PROMPT => The answer must be a single number: how many lines in the records below contain the word "here".

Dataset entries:
------------------------------------

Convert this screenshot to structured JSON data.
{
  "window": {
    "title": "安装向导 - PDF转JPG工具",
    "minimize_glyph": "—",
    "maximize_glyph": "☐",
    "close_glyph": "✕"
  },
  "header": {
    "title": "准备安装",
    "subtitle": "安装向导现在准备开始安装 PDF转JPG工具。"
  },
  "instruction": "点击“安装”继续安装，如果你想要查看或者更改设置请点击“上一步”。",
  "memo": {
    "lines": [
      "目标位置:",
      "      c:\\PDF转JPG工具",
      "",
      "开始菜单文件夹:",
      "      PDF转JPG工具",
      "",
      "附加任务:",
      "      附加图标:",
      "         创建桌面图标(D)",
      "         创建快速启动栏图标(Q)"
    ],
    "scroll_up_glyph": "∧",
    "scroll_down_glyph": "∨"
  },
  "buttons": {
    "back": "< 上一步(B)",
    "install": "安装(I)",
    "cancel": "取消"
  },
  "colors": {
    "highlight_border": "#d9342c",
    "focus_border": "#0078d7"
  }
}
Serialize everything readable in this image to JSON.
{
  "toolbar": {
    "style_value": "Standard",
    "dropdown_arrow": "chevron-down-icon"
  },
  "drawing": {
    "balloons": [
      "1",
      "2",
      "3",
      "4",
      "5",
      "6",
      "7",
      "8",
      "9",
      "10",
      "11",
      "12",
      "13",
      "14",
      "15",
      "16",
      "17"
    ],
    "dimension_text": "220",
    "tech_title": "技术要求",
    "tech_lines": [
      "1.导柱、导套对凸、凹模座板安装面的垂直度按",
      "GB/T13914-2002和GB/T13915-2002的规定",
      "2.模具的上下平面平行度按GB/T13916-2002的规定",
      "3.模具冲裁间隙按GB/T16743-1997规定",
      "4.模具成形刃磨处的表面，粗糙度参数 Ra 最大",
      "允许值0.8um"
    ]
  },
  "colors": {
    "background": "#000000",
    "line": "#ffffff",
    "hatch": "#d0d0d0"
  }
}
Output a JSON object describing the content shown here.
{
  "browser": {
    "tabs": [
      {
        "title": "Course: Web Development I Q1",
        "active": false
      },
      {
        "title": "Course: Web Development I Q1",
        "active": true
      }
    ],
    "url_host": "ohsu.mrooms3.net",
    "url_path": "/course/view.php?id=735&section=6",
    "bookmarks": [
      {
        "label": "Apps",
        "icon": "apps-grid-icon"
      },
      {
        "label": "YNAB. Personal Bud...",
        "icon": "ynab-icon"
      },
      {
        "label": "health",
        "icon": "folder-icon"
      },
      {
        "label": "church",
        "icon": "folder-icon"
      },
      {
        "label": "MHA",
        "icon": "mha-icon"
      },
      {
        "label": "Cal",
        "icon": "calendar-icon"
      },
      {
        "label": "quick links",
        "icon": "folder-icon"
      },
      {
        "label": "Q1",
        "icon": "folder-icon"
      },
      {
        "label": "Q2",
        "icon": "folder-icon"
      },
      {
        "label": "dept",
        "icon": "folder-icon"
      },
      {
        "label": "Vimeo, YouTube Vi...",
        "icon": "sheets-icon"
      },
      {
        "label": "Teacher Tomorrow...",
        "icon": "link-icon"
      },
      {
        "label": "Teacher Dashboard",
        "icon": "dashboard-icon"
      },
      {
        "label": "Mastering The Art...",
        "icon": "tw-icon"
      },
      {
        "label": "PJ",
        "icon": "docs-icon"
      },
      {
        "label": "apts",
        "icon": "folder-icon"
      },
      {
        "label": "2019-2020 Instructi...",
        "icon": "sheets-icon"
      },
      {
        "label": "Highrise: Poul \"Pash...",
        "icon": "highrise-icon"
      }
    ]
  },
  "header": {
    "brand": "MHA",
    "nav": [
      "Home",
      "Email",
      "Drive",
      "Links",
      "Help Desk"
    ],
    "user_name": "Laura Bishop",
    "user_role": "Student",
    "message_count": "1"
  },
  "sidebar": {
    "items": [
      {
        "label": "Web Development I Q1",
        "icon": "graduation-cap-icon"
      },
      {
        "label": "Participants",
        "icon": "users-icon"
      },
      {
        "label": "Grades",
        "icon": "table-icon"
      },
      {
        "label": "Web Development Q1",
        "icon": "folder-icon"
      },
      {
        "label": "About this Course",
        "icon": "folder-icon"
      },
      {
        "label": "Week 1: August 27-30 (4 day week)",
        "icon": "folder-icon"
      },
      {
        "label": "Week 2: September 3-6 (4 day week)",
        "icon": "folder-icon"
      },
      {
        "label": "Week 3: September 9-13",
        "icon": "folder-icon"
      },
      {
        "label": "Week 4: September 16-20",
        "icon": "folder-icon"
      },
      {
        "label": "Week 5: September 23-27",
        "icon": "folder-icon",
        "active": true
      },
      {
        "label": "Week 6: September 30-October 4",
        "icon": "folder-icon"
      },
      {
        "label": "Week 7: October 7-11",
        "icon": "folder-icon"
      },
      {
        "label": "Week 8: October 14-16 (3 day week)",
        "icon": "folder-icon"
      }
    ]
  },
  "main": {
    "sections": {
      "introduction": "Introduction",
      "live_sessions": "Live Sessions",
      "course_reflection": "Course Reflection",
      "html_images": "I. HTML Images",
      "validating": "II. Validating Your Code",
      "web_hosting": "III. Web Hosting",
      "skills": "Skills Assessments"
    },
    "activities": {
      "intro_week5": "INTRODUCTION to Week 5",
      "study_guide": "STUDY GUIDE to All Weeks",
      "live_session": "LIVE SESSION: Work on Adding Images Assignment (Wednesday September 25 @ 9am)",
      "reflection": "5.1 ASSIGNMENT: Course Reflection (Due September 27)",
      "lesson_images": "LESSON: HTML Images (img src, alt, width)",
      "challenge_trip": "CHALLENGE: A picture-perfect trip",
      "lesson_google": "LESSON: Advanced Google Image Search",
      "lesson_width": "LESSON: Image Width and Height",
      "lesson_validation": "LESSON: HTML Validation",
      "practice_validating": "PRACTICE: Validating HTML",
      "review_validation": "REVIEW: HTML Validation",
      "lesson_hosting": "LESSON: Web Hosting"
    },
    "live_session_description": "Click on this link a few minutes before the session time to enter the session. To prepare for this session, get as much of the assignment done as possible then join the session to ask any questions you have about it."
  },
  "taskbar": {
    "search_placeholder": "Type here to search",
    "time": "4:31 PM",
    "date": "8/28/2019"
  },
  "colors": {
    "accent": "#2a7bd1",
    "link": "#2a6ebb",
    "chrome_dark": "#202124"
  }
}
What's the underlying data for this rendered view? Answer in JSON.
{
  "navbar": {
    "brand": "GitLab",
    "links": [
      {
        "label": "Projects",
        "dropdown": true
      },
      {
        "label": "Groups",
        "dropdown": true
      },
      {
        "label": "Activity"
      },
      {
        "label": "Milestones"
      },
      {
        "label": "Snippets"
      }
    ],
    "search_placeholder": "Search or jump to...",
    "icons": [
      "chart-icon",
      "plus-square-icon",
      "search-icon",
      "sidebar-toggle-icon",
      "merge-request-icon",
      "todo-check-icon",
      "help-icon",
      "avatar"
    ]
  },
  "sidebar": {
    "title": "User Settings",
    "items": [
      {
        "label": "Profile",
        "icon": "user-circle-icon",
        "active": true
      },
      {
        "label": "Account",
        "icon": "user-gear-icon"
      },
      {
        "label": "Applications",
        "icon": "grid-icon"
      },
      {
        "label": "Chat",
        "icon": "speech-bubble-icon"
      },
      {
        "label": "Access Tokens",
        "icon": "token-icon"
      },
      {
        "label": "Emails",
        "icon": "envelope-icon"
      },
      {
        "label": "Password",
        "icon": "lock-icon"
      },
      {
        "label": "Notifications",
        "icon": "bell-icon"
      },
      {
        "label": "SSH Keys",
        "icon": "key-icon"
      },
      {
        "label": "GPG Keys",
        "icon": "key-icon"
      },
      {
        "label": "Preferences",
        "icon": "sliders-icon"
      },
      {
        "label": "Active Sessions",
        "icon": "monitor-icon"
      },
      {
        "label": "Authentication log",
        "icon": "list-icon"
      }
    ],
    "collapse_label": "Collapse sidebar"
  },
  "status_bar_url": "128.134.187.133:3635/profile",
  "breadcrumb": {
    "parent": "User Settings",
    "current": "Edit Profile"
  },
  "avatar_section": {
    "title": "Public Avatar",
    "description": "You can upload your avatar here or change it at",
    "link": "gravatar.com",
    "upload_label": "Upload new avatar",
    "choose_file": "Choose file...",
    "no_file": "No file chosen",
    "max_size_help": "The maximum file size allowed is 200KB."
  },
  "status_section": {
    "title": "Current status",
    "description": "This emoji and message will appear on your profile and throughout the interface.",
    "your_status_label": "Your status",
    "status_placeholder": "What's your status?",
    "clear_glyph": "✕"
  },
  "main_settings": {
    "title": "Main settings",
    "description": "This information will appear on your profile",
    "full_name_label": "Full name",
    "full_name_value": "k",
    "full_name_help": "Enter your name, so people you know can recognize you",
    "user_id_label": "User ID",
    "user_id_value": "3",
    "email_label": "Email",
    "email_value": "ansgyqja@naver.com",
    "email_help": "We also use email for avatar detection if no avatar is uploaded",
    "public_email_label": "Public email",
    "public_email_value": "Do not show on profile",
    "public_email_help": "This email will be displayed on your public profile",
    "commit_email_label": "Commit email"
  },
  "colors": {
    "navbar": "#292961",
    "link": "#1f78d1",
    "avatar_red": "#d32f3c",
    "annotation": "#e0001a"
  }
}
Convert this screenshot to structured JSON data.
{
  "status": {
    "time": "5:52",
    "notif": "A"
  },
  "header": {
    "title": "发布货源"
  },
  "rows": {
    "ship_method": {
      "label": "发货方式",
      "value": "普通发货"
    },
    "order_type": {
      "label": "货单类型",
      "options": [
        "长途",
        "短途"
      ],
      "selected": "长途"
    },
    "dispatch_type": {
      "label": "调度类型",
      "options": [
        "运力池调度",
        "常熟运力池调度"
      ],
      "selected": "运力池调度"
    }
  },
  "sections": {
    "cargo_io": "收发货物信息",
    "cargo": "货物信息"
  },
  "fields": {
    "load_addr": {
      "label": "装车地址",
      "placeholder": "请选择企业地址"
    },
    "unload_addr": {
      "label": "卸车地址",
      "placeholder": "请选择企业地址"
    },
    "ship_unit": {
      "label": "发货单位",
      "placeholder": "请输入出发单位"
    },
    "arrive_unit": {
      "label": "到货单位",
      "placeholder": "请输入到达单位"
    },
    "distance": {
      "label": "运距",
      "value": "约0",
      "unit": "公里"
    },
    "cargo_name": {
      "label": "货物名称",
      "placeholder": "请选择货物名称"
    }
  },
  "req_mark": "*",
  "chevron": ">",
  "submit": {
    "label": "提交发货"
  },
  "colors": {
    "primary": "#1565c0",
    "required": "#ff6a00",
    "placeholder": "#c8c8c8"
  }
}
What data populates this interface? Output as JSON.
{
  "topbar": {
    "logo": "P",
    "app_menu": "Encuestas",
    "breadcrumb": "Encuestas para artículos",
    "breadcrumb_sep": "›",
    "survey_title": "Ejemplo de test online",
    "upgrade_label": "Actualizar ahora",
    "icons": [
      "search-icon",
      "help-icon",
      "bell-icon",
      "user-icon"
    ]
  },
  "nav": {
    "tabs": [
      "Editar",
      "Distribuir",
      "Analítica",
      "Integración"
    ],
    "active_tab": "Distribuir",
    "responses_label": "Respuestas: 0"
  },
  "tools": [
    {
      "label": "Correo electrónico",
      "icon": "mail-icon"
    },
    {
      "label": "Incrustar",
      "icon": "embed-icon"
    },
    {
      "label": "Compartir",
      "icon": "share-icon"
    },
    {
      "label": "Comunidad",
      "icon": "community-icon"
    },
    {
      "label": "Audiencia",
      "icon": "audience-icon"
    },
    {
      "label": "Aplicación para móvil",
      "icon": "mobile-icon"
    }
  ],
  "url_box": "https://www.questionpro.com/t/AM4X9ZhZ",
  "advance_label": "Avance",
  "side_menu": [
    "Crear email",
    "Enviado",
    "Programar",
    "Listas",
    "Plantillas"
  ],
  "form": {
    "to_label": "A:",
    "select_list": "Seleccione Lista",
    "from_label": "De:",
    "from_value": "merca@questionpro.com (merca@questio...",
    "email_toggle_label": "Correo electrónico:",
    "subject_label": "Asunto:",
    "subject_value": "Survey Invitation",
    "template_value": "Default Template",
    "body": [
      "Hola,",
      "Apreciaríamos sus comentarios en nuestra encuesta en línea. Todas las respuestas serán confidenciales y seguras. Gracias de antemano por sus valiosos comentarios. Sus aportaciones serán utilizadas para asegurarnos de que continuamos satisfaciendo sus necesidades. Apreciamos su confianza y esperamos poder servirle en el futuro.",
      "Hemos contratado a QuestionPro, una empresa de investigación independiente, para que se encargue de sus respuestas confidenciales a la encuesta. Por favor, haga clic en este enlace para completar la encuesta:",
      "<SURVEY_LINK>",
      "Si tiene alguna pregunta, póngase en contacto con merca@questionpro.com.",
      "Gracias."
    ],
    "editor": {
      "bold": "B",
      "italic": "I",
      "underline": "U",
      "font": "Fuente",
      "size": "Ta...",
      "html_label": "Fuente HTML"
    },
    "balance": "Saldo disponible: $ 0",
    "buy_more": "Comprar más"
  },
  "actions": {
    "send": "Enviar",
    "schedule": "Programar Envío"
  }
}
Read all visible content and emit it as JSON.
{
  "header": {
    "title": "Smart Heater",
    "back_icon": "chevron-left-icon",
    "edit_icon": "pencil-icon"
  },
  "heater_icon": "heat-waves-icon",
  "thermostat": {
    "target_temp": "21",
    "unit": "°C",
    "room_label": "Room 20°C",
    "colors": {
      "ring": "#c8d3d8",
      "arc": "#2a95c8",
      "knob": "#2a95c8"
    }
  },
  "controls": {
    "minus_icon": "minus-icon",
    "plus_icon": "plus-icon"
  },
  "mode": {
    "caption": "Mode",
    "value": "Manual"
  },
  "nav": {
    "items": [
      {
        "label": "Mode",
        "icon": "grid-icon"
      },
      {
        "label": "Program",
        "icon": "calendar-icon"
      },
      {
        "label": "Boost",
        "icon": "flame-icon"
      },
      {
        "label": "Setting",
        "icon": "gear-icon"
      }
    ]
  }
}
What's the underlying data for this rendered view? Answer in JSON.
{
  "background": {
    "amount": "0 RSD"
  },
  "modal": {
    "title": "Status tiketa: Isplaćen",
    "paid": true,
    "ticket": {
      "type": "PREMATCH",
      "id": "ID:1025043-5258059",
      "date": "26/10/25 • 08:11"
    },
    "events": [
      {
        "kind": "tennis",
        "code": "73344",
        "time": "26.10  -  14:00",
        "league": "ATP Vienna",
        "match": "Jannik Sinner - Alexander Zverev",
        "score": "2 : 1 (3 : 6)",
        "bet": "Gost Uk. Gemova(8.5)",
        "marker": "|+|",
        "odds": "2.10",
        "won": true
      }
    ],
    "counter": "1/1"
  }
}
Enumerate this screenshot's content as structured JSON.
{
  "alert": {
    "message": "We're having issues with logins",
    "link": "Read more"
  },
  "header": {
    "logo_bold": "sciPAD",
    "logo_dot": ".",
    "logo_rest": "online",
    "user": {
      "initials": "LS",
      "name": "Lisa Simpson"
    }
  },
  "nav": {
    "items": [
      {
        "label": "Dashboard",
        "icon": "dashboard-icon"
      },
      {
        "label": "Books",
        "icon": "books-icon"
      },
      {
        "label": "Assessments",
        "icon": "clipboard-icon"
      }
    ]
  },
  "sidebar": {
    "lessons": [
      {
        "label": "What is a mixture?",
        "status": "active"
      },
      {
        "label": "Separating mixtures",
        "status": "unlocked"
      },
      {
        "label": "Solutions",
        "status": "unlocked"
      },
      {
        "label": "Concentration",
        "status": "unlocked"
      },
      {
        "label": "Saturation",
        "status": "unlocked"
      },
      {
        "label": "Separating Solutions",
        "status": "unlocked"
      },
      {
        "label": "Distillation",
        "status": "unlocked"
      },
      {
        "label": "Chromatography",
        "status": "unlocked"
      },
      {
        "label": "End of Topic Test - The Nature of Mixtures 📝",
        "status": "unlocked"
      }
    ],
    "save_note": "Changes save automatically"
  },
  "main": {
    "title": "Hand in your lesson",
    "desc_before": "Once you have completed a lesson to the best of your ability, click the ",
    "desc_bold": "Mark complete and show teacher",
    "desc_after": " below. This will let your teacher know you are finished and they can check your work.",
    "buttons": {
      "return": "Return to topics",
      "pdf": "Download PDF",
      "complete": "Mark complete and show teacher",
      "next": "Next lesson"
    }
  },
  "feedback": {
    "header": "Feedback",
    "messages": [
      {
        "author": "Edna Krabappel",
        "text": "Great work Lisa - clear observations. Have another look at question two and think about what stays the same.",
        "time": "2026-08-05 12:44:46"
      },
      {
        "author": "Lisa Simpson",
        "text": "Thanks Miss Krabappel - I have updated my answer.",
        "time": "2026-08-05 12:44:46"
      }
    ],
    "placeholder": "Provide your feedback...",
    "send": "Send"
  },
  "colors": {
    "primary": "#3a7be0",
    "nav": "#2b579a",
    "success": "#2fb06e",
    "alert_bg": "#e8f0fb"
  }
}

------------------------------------

COMPLETED EXERCISE => 3